It was a couple of noisy, stormy nights, but our neighborhood is fine, outside of a few downed trees and store awnings. Though it's on the waterfront, it's on a bluff that overlooks the East River and the electricity stayed on. There were glorious trick-or-treaters on Wednesday, and the annual Halloween spectacular on Garden Place still got a good run.
Colleagues have urged me to seize the moment in the aftermath of Sandy. With the storm, climate change and cities became mainstream. This is your moment! What do you think, they keep asking me. Cities and climate change have become front and center. This is it!
I don't know what to think, and you know what, I don't want to revel in this moment.
News about the impact of the storm has given me great pause, each day a little dip deeper into harsh reality. Though the majority of us are fine, walking around lower Manhattan without power is apocalyptic. No traffic lights, no street lights, and small businesses operating on slim margins are closed. I picked up brick oven pizza the other day for dinner with friends, and went to the neighborhood bar each night to surround myself with people, and there are people without water to drink. I get around easily by bicycle while others wait in long lines for the shuttle buses. I don't even need to climb the stairs in my building because my elevator is still working. Meanwhile, seniors in Brighton Beach can't flush their toilets, are running out of food, and do not even have a way of sending out a SOS flare. (Their council member is MIA, in case anyone has any information.)
All the reports on climate mitigation, adaptation, resilience, etc, could not have possibly predicted the very localized nature of the aftermath of extreme storms, and the very human face of its impact. It's literally block by block, street by street, neighbor by neighbor. Like the lights being turned on in an empty house, room by room. It feels that even organizing help is taking everyone in the city a few days, as little needs are discovered and disconnects patched over. I sent out an unsteady stream of texts over the last few days, a slowly dawning realization of who lived where and who might be without power or water or a bed or perhaps even without cell service.
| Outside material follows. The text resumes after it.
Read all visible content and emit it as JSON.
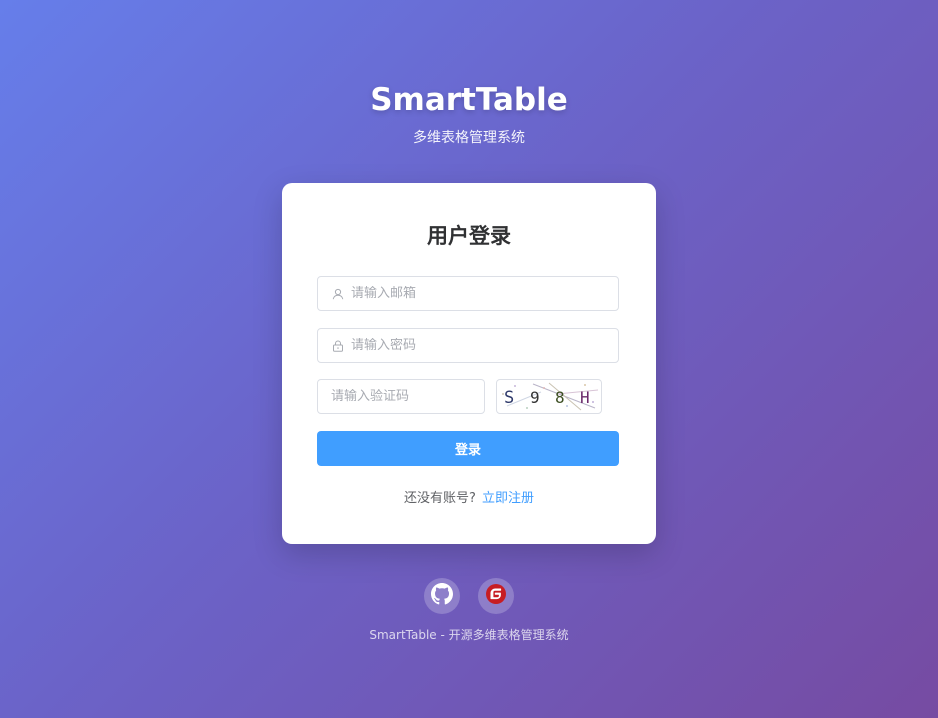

Luckily, New Yorkers are used to sharing, especially with strangers and in times of need. And thankfully we have overlapping networks of people and spaces. We're really good together. Bit by bit.
New York City's how to help page
WNYC's how to help page, targeted at specific neighborhoods
Posted by Shin-pei at 4:55 PM